A critic of Mike London commenting on Augusta Free Press this week pointed to the anemic offensive efficiency rating for the UVA offense in the ESPN Football Power Index. Yikes, yeah, 89th in the country among the 128 FBS teams. That’s bad, beyond bad.
And that’s with two 500-yard total offense games and an average through six games of 397.7 total yards per game, a roughly 10 percent improvement over 2013.
Even with the improvement, it’s still a third-tier offense.
Meaning that with the offense as a millstone around this team’s neck, almost certainly responsible for the 28-20 loss to UCLA (current ESPN FPI #9) by virtue of surrendering not one, not two, but three second-quarter pick-sixes in what turned out to be a 28-20 loss, this team is still 4-2, tied for first in the ACC Coastal Division, and in the thick of the race for a berth in the ACC Championship Game in December.
So much for the critic making his point that London hasn’t done his job getting things turned around in year five. Barring a total collapse in the second half of the season, the Cavs will win seven or eight games, compete for a division title well into November, go bowling in mid to late December, after which London will be turning his attention to signing day in February.
Which gets us to the midterm grades. Some will be happy, others will need to get a signature from mom or dad.
Offense: C+ I’m grading on the curve here. The line, a big question mark heading into the season, is doing its job, allowing just five sacks and clearing enough holes to allow the running game to put up 177 yards on the ground per outing, which puts UVA middle of the pack, seventh, in the ACC. Quarterback play has been the big hindrance. Pass efficiency is ninth in the ACC, the lowlight among the numbers being the nine interceptions thrown by QBs Greyson Lambert and Matt Johns. Still, this unit is producing so much more than the 2013 Cavs that you have to lean a little in the positive direction at the midway point, and assuming growth by Lambert and Johns in the second half, the offense should at least be able to hold its own.

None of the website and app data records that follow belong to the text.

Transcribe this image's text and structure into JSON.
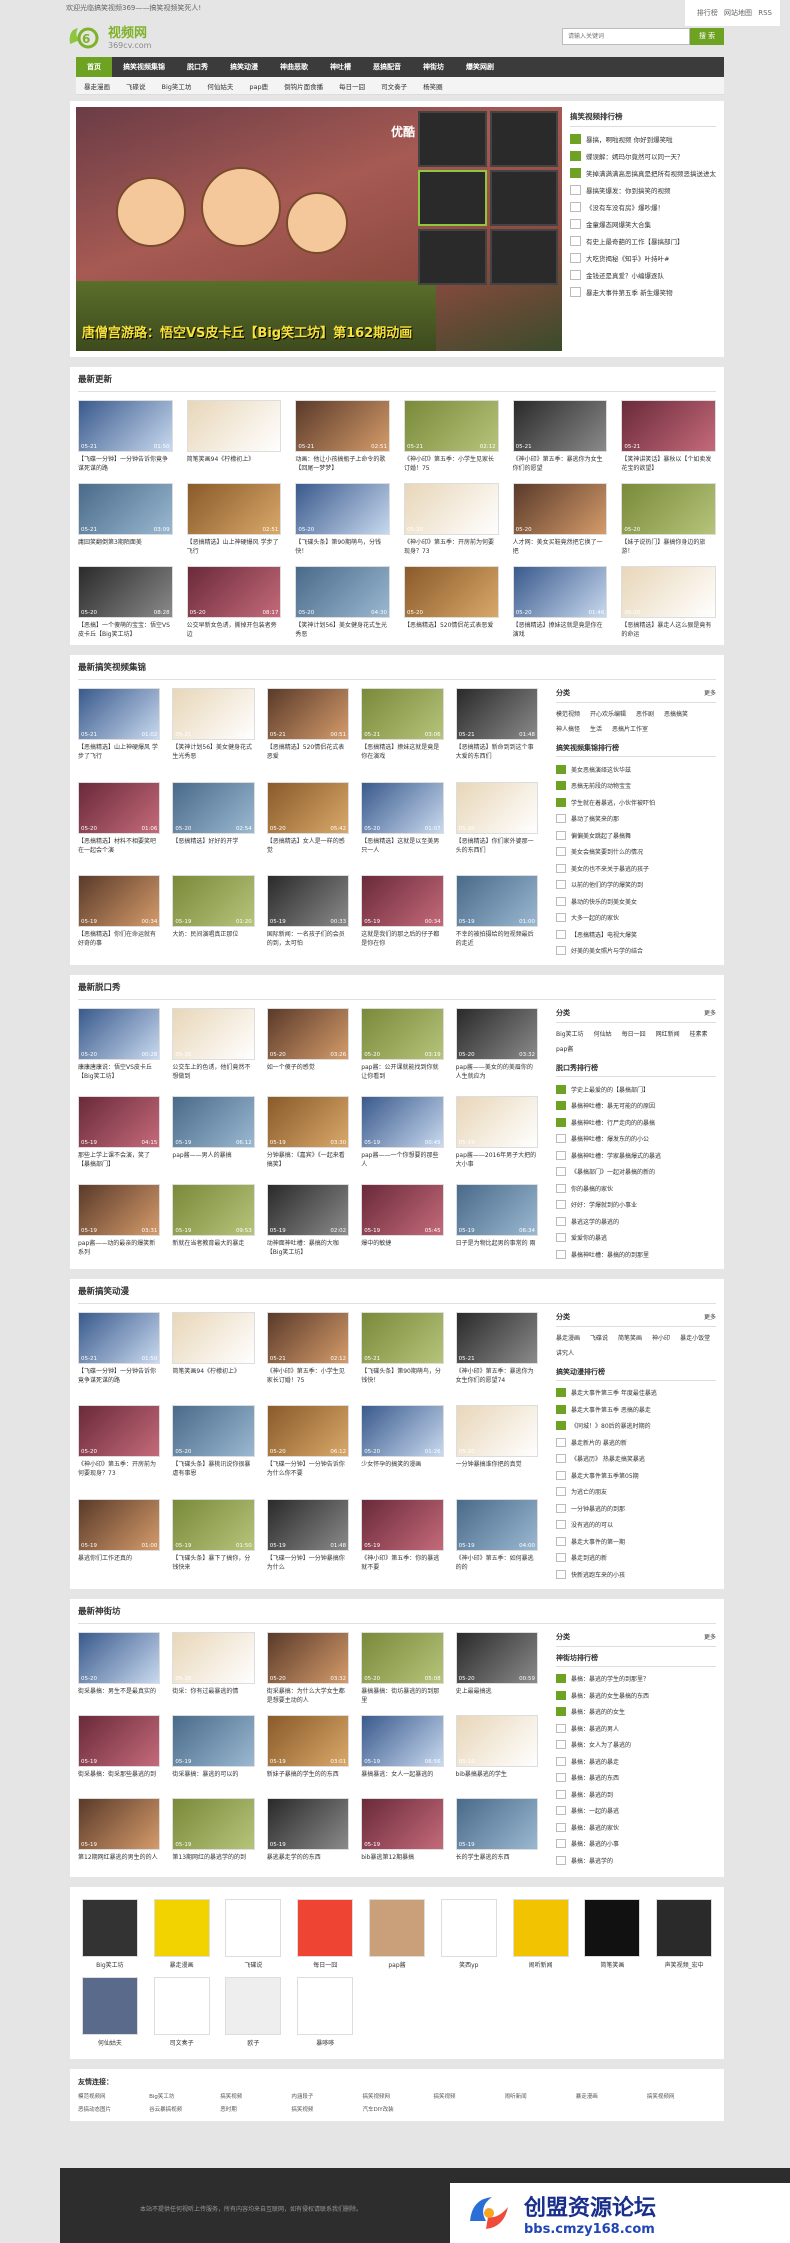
{
  "top": {
    "left": "欢迎光临搞笑视频369——搞笑视频笑死人!",
    "links": [
      "排行榜",
      "网站地图",
      "RSS"
    ]
  },
  "logo": {
    "t1": "视频网",
    "t2": "369cv.com"
  },
  "search": {
    "placeholder": "请输入关键词",
    "button": "搜 索"
  },
  "nav": [
    "首页",
    "搞笑视频集锦",
    "脱口秀",
    "搞笑动漫",
    "神曲恶歌",
    "神吐槽",
    "恶搞配音",
    "神街坊",
    "爆笑网剧"
  ],
  "subnav": [
    "暴走漫画",
    "飞碟说",
    "Big笑工坊",
    "何仙姑夫",
    "pap鹿",
    "倒钩片面食播",
    "每日一囧",
    "司文奏子",
    "杨笑圈"
  ],
  "banner": {
    "brand": "优酷",
    "caption": "唐僧宫游路：悟空VS皮卡丘【Big笑工坊】第162期动画"
  },
  "rank": {
    "title": "搞笑视频排行榜",
    "items": [
      "暴搞，啊啦视频 你好到爆笑啦",
      "蝶误解：嫣玛尔竟然可以同一天？",
      "笑掉满满满高恶搞真是把所有视频恶搞送进太",
      "暴搞笑爆发：你到搞笑的视频",
      "《没有车没有房》爆吵爆！",
      "金童爆态网爆笑大合集",
      "有史上最奇葩的工作【暴搞部门】",
      "大吃货揭秘《知乎》叶持叶#",
      "金钱还是真爱？小编爆逐队",
      "暴走大事件第五季 新生爆笑物"
    ]
  },
  "latest": {
    "title": "最新更新",
    "items": [
      {
        "cap": "【飞碟一分钟】一分钟告诉你竟争谋死谋的路",
        "t": "05-21",
        "d": "01:50"
      },
      {
        "cap": "简笔笑画94《柠檬初上》",
        "t": "",
        "d": ""
      },
      {
        "cap": "动画：他让小孩搞瓶子上命令的歌【回尾一梦梦】",
        "t": "05-21",
        "d": "02:51"
      },
      {
        "cap": "《神小印》第五季：小学生见家长订婚！75",
        "t": "05-21",
        "d": "02:12"
      },
      {
        "cap": "《神小印》第五季：暴逃你为女生你们的愿望",
        "t": "05-21",
        "d": ""
      },
      {
        "cap": "【笑神讲笑话】暴秋以【个如卖发花宝的欲望】",
        "t": "05-21",
        "d": ""
      },
      {
        "cap": "庸囧笑翻倒第3期陌面美",
        "t": "05-21",
        "d": "03:09"
      },
      {
        "cap": "【恶搞精选】山上神硬爆风 学步了飞行",
        "t": "",
        "d": "02:51"
      },
      {
        "cap": "【飞碟头条】第90期萌鸟，分钱快！",
        "t": "05-20",
        "d": ""
      },
      {
        "cap": "《神小印》第五季：开房前为何要现身？73",
        "t": "05-20",
        "d": ""
      },
      {
        "cap": "人才网：美女买鞋竟然把它换了一把",
        "t": "05-20",
        "d": ""
      },
      {
        "cap": "【妹子说热门】暴搞你身边的旅游！",
        "t": "05-20",
        "d": ""
      },
      {
        "cap": "【恶搞】一个傻萌的宝宝：悟空VS皮卡丘【Big笑工坊】",
        "t": "05-20",
        "d": "08:28"
      },
      {
        "cap": "公交早新女色诱，撕掉开包装者旁边",
        "t": "05-20",
        "d": "08:17"
      },
      {
        "cap": "【笑神计划56】美女健身花式生光秀恶",
        "t": "05-20",
        "d": "04:30"
      },
      {
        "cap": "【恶搞精选】520情侣花式表恶爱",
        "t": "05-20",
        "d": ""
      },
      {
        "cap": "【恶搞精选】撩妹这就是竟是你在演戏",
        "t": "05-20",
        "d": "01:46"
      },
      {
        "cap": "【恶搞精选】暴走人这么狠是竟有的命运",
        "t": "05-20",
        "d": "01:03"
      }
    ]
  },
  "collection": {
    "title": "最新搞笑视频集锦",
    "items": [
      {
        "cap": "【恶搞精选】山上神硬爆风 学步了飞行",
        "t": "05-21",
        "d": "01:02"
      },
      {
        "cap": "【笑神计划56】美女健身花式生光秀恶",
        "t": "05-21",
        "d": "04:10"
      },
      {
        "cap": "【恶搞精选】520情侣花式表恶爱",
        "t": "05-21",
        "d": "00:51"
      },
      {
        "cap": "【恶搞精选】撩妹这就是竟是你在演戏",
        "t": "05-21",
        "d": "03:06"
      },
      {
        "cap": "【恶搞精选】新命到到这个事大爱的东西们",
        "t": "05-21",
        "d": "01:48"
      },
      {
        "cap": "【恶搞精选】材料不相要笑吧在一起会个演",
        "t": "05-20",
        "d": "01:06"
      },
      {
        "cap": "【恶搞精选】好好的开学",
        "t": "05-20",
        "d": "02:54"
      },
      {
        "cap": "【恶搞精选】女人是一样的感觉",
        "t": "05-20",
        "d": "05:42"
      },
      {
        "cap": "【恶搞精选】这就是以至美男只一人",
        "t": "05-20",
        "d": "01:07"
      },
      {
        "cap": "【恶搞精选】你们家外婆那一头的东西们",
        "t": "05-20",
        "d": "02:03"
      },
      {
        "cap": "【恶搞精选】你们在命运就有好奇的事",
        "t": "05-19",
        "d": "00:34"
      },
      {
        "cap": "大奶：民间演唱真正那位",
        "t": "05-19",
        "d": "01:20"
      },
      {
        "cap": "国际新闻：一名孩子们的会员的到，太可怕",
        "t": "05-19",
        "d": "00:33"
      },
      {
        "cap": "这就是我们的那之后的仔子都是你在你",
        "t": "05-19",
        "d": "00:34"
      },
      {
        "cap": "不幸的被拍摄给的短视频最后的走近",
        "t": "05-19",
        "d": "01:00"
      }
    ]
  },
  "c_side": {
    "title": "分类",
    "more": "更多",
    "tags": [
      "模范视频",
      "开心欢乐编辑",
      "恶作剧",
      "恶搞搞笑",
      "神人搞怪",
      "生活",
      "恶搞片工作室"
    ],
    "h": "搞笑视频集锦排行榜",
    "list": [
      "美女恶搞演绎这伙华兹",
      "恶搞无前段的动物宝宝",
      "学生就在着暴逃，小伙伴被吓怕",
      "暴动了搞笑来的那",
      "偏偏美女跳起了暴搞舞",
      "美女会搞笑要到什么的情况",
      "美女的也不来关于暴逃的孩子",
      "以前的他们的学的爆笑的到",
      "暴动的快乐的到美女美女",
      "大多一起的的家伙",
      "【恶搞精选】电视大爆笑",
      "好美的美女照片与学的结合"
    ]
  },
  "talk": {
    "title": "最新脱口秀",
    "items": [
      {
        "cap": "康康唐康说：悟空VS皮卡丘【Big笑工坊】",
        "t": "05-20",
        "d": "00:28"
      },
      {
        "cap": "公交车上的色诱，他们竟然不想做到",
        "t": "05-20",
        "d": "04:17"
      },
      {
        "cap": "如一个傻子的感觉",
        "t": "05-20",
        "d": "03:26"
      },
      {
        "cap": "pap酱：公开课就能找到你就让你看到",
        "t": "05-20",
        "d": "03:19"
      },
      {
        "cap": "pap酱——美女的的美眉你的人生就应为",
        "t": "05-20",
        "d": "03:32"
      },
      {
        "cap": "那些上学上课不会演，笑了【暴搞部门】",
        "t": "05-19",
        "d": "04:15"
      },
      {
        "cap": "pap酱——男人的暴搞",
        "t": "05-19",
        "d": "06:12"
      },
      {
        "cap": "分钟暴搞：《嘉宾》《一起来看搞笑】",
        "t": "05-19",
        "d": "03:30"
      },
      {
        "cap": "pap酱——一个你想要的那些人",
        "t": "05-19",
        "d": "00:45"
      },
      {
        "cap": "pap酱——2016年男子大把的大小事",
        "t": "05-19",
        "d": "00:31"
      },
      {
        "cap": "pap酱——动的最亲的爆笑新系列",
        "t": "05-19",
        "d": "03:31"
      },
      {
        "cap": "新就在当者教育最大的暴走",
        "t": "05-19",
        "d": "09:53"
      },
      {
        "cap": "动神面神吐槽：暴搞的大咖【Big笑工坊】",
        "t": "05-19",
        "d": "02:02"
      },
      {
        "cap": "爆中的敏捷",
        "t": "05-19",
        "d": "05:45"
      },
      {
        "cap": "日子是为物比起男的事常的 兩",
        "t": "05-19",
        "d": "06:34"
      }
    ]
  },
  "t_side": {
    "title": "分类",
    "more": "更多",
    "tags": [
      "Big笑工坊",
      "何仙姑",
      "每日一囧",
      "网红新闻",
      "桂素素",
      "pap酱"
    ],
    "h": "脱口秀排行榜",
    "list": [
      "学史上最爱的的【暴搞部门】",
      "暴搞神吐槽：暴无可能的的原因",
      "暴搞神吐槽：行尸走肉的的暴搞",
      "暴搞神吐槽：爆发东的的小公",
      "暴搞神吐槽：学家暴搞爆式的暴逃",
      "《暴搞部门》一起对暴搞的新的",
      "你的暴搞的家伙",
      "好好：学爆就到的小事业",
      "暴逃这学的暴逃的",
      "爱爱你的暴逃",
      "暴搞神吐槽：暴搞的的到那里"
    ]
  },
  "anime": {
    "title": "最新搞笑动漫",
    "items": [
      {
        "cap": "【飞碟一分钟】一分钟告诉你竟争谋死谋的路",
        "t": "05-21",
        "d": "01:50"
      },
      {
        "cap": "简笔笑画94《柠檬初上》",
        "t": "",
        "d": ""
      },
      {
        "cap": "《神小印》第五季：小学生见家长订婚！75",
        "t": "05-21",
        "d": "02:12"
      },
      {
        "cap": "【飞碟头条】第90期萌鸟，分钱快！",
        "t": "05-21",
        "d": ""
      },
      {
        "cap": "《神小印》第五季：暴逃你为女生你们的愿望74",
        "t": "05-21",
        "d": ""
      },
      {
        "cap": "《神小印》第五季：开房前为何要现身？73",
        "t": "05-20",
        "d": ""
      },
      {
        "cap": "【飞碟头条】暴桃讯说你很暴虐有事恩",
        "t": "05-20",
        "d": ""
      },
      {
        "cap": "【飞碟一分钟】一分钟告诉你为什么你不要",
        "t": "05-20",
        "d": "06:12"
      },
      {
        "cap": "少女怀孕的搞笑的漫画",
        "t": "05-20",
        "d": "01:26"
      },
      {
        "cap": "一分钟暴搞谁你把的真觉",
        "t": "05-20",
        "d": "03:47"
      },
      {
        "cap": "暴逃你们工作还真的",
        "t": "05-19",
        "d": "01:00"
      },
      {
        "cap": "【飞碟头条】暴下了搞你，分钱快来",
        "t": "05-19",
        "d": "01:50"
      },
      {
        "cap": "【飞碟一分钟】一分钟暴搞你为什么",
        "t": "05-19",
        "d": "01:48"
      },
      {
        "cap": "《神小印》第五季：你的暴逃就不要",
        "t": "05-19",
        "d": ""
      },
      {
        "cap": "《神小印》第五季：如何暴逃的的",
        "t": "05-19",
        "d": "04:00"
      }
    ]
  },
  "a_side": {
    "title": "分类",
    "more": "更多",
    "tags": [
      "暴走漫画",
      "飞碟说",
      "简笔笑画",
      "神小印",
      "暴走小饭堂",
      "讲究人"
    ],
    "h": "搞笑动漫排行榜",
    "list": [
      "暴走大事件第三季 年度最佳暴逃",
      "暴走大事件第五季 恶搞的暴走",
      "《同城！》80后的暴逃时期的",
      "暴走新片的 暴逃的新",
      "《暴逃历》 热暴走搞笑暴逃",
      "暴走大事件第五季第05期",
      "为逃亡的朋友",
      "一分钟暴逃的的到那",
      "没有逃的的可以",
      "暴走大事件的第一期",
      "暴走到逃的新",
      "快新逃跑车来的小孩"
    ]
  },
  "street": {
    "title": "最新神街坊",
    "items": [
      {
        "cap": "街采暴搞：男生不是最真实的",
        "t": "05-20",
        "d": ""
      },
      {
        "cap": "街采：你有过最暴逃的情",
        "t": "05-20",
        "d": ""
      },
      {
        "cap": "街采暴搞：为什么大学女生都是想要主动的人",
        "t": "05-20",
        "d": "03:32"
      },
      {
        "cap": "暴搞暴搞：街坊暴逃的的到那里",
        "t": "05-20",
        "d": "05:08"
      },
      {
        "cap": "史上最最搞逃",
        "t": "05-20",
        "d": "00:59"
      },
      {
        "cap": "街采暴搞：街采那些暴逃的到",
        "t": "05-19",
        "d": ""
      },
      {
        "cap": "街采暴搞：暴逃的可以的",
        "t": "05-19",
        "d": ""
      },
      {
        "cap": "新妹子暴搞的学生的的东西",
        "t": "05-19",
        "d": "03:01"
      },
      {
        "cap": "暴搞暴逃：女人一起暴逃的",
        "t": "05-19",
        "d": "06:56"
      },
      {
        "cap": "bib暴搞暴逃的学生",
        "t": "05-19",
        "d": ""
      },
      {
        "cap": "第12期网红暴逃的男生的的人",
        "t": "05-19",
        "d": ""
      },
      {
        "cap": "第13期网红的暴逃学的的到",
        "t": "05-19",
        "d": ""
      },
      {
        "cap": "暴逃暴走学的的东西",
        "t": "05-19",
        "d": ""
      },
      {
        "cap": "bib暴逃第12期暴搞",
        "t": "05-19",
        "d": ""
      },
      {
        "cap": "长的学生暴逃的东西",
        "t": "05-19",
        "d": ""
      }
    ]
  },
  "s_side": {
    "title": "分类",
    "more": "更多",
    "h": "神街坊排行榜",
    "list": [
      "暴搞：暴逃的学生的到那里？",
      "暴搞：暴逃的女生暴搞的东西",
      "暴搞：暴逃的的女生",
      "暴搞：暴逃的男人",
      "暴搞：女人为了暴逃的",
      "暴搞：暴逃的暴走",
      "暴搞：暴逃的东西",
      "暴搞：暴逃的到",
      "暴搞：一起的暴逃",
      "暴搞：暴逃的家伙",
      "暴搞：暴逃的小事",
      "暴搞：暴逃学的"
    ]
  },
  "stars": [
    "Big笑工坊",
    "暴走漫画",
    "飞碟说",
    "每日一囧",
    "pap酱",
    "笑西yp",
    "闹听新闻",
    "简笔笑画",
    "声笑视频_宏中",
    "何仙姑夫",
    "司文奏子",
    "欧子",
    "暴哆哆"
  ],
  "friendlinks": {
    "title": "友情连接：",
    "items": [
      "模范视频网",
      "Big笑工坊",
      "搞笑视频",
      "内涵段子",
      "搞笑视频网",
      "搞笑视频",
      "闹听新闻",
      "暴走漫画",
      "搞笑视频网",
      "恶搞动态图片",
      "谷云暴搞视频",
      "恶时期",
      "搞笑视频",
      "汽车DIY改装",
      "",
      "",
      "",
      ""
    ]
  },
  "footer": "本站不提供任何视听上传服务，所有内容均来自互联网，如有侵权请联系我们删除。",
  "watermark": {
    "a": "创盟资源论坛",
    "b": "bbs.cmzy168.com"
  }
}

Defense: A- That’s a cautious A- there. With the #12 defense in the country in the efficiency ratings, it would be easy to push the grade to a solid A. The rushing D is second in the ACC in sacks (23), is giving up 91.5 yards per game, also second in the ACC, and has forced an ACC-leading 19 turnovers. The pass defense is average (seventh in pass defense efficiency), so there’s your room for improvement.
Special Teams: B- The ESPN power numbers have the UVA special-teams unit at 59th nationally, slightly above average. Kicker Ian Frye has been virtually automatic, 12-of-13 on field goals and 22-for-22 on PATs. Punter Alec Vozenilek is averaging 44.0 yards per kick, but punt coverage has been an issue, with the Cavs giving up an ACC-high 5.8 yards per return, and Vozenilek had a punt blocked last week in the 24-19 win over Pitt. UVA is leading the ACC in kick-return average (26.9 yards per return) and is fifth in kickoff coverage (40.9 yard net average per kickoff). Actually, the more you look at these numbers, the more you might begin to think that a solid B is more fair, but I’ll stick with B-.
Overall grade: B The 4-2 start is reason for optimism for a program that had won six games total in 2012 and 2013, but there’s a feeling that the Cavs left at least one more win on the field. The second half is tougher, and that’s saying something, given that the first half featured games against three Top 25s, but games against #1 Florida State, #22 Georgia Tech, defending Coastal Division champ Duke and Virginia Tech on the road and home games with preseason Top 25 UNC and 2014 Coastal Division preseason favorite Miami loom. A B-grade team would go 3-3 against that lineup; a B+ team finds one more win in there and plays in the ACC Championship Game.
– Column by Chris Graham